The prognosis for MALT lymphoma depends on the particular type of MALT lymphoma, but the outlook is good, with approximately 80 percent of patients cancer-free at five years and 77 percent cancer-free at 10 years, according to the Lymphoma Foundation. Patients infected with Helicobacter pylori receive the H. pylori eradication treatment, which results in 70 to 80 percent of patients in stage one and stage two successfully entering into remission, reports the Clinical Gastroenterology journal.

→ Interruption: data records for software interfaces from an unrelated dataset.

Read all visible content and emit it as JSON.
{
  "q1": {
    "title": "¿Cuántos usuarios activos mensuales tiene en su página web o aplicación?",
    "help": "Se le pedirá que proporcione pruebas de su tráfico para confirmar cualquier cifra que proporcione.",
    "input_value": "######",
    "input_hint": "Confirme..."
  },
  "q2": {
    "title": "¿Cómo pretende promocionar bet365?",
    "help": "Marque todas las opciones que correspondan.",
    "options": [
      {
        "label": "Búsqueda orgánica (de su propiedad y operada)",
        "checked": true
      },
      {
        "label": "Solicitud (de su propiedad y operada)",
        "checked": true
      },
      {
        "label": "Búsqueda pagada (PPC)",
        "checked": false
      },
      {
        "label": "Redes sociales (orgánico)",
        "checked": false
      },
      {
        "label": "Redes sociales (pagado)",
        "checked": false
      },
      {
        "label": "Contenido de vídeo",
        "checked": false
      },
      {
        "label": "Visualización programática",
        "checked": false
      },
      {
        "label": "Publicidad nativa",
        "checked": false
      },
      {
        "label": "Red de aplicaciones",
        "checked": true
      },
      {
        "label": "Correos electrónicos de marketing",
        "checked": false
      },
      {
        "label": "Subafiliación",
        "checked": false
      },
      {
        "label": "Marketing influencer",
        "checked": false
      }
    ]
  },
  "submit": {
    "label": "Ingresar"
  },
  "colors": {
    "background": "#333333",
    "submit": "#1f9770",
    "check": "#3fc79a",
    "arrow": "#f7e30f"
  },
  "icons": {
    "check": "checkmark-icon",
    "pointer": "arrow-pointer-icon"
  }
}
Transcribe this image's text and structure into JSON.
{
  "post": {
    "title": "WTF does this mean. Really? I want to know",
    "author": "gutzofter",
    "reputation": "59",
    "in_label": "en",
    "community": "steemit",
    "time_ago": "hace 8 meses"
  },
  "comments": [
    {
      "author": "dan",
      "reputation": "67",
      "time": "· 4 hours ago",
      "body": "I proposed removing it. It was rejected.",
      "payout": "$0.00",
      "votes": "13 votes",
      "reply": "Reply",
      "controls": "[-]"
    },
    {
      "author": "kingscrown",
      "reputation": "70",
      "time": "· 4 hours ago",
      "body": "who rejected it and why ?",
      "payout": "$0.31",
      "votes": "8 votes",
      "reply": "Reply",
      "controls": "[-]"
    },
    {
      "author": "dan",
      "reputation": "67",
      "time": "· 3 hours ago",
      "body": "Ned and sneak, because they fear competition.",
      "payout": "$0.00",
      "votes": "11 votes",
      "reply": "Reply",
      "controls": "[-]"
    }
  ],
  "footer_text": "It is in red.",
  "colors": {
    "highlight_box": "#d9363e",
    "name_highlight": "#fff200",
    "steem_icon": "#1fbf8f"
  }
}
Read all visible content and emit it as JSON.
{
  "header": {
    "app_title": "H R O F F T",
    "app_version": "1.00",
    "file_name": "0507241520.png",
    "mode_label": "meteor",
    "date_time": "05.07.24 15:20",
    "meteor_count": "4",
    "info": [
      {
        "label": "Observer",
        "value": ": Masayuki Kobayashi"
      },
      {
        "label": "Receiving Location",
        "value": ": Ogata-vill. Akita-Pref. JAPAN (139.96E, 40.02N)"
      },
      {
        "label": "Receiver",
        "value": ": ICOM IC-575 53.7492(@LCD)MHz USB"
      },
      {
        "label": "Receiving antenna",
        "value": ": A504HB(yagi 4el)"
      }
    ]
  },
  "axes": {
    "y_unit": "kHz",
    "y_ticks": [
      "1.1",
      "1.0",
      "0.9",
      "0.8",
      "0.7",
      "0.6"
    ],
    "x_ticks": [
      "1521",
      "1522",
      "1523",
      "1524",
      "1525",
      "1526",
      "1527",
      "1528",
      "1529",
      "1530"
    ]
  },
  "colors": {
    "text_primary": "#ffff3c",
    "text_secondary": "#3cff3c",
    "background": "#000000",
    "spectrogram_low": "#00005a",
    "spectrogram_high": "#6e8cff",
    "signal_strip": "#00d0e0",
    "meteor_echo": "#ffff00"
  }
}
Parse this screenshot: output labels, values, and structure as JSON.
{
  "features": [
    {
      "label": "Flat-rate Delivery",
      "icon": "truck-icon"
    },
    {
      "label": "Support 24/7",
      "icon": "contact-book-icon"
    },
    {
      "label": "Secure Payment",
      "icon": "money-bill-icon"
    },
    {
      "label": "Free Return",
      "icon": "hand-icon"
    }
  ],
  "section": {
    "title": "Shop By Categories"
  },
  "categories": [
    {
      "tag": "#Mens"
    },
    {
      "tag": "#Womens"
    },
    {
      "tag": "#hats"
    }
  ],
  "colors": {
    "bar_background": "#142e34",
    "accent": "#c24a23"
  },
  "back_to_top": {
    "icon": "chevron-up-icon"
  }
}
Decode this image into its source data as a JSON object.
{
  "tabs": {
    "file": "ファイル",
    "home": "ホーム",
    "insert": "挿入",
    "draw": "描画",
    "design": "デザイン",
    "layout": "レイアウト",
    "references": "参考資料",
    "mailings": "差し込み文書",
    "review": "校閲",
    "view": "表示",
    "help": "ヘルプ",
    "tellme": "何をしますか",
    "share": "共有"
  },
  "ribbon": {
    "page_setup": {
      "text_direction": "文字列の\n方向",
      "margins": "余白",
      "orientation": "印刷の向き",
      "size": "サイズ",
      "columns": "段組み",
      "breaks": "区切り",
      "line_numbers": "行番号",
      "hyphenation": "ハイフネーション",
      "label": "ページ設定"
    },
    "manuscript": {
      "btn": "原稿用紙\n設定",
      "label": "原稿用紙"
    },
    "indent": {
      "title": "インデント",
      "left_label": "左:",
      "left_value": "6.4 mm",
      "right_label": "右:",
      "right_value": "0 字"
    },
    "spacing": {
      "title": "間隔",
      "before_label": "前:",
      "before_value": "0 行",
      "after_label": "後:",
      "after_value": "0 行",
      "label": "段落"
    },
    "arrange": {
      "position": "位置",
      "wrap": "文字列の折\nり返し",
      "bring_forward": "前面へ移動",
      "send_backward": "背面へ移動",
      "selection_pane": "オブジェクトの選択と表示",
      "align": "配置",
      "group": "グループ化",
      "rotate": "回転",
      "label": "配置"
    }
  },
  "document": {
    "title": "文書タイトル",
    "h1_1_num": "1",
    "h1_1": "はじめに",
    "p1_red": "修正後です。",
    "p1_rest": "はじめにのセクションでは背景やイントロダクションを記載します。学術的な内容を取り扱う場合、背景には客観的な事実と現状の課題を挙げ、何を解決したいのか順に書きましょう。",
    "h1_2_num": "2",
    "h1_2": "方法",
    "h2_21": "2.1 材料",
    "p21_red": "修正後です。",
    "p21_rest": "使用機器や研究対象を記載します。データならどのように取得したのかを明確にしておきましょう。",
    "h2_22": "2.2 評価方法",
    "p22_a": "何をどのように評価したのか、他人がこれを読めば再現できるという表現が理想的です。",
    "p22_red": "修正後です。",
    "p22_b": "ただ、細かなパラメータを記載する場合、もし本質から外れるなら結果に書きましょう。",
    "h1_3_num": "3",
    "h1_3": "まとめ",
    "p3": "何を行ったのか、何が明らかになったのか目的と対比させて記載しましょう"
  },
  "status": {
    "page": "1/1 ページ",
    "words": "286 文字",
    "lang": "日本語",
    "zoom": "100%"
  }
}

MALT lymphoma stands for mucosa-associated lymphoid tissue lymphoma, and the disease is the third most common type amongst non-Hodgkin lymphoma diseases, notes the Leukaemia Foundation. MALT lymphoma is most commonly present in people who are age 60 or older and is more common in women. The disease affects people of all ethnic groups, and risk factors, apart from the presence of H. pylori, are not yet known, according to the Lymphoma Foundation. The disease enters the body through the mucosa that lines the body cavities, such as the stomach, lungs, skin, thyroid gland, eyes, salivary glands and breasts.
Treatments are chosen based on the type of MALT lymphoma as well as the patient's medical history and the stage of the patient's disease, according to the Leukaemia Foundation. Radiation therapy, chemotherapy, surgery and single-agent chemotherapy treatments are all possible treatment options. Doctors may also prescribe antibiotics and ranitidine to lower the production of stomach acid and to help keep patients with gastric MALT lymphoma in remission.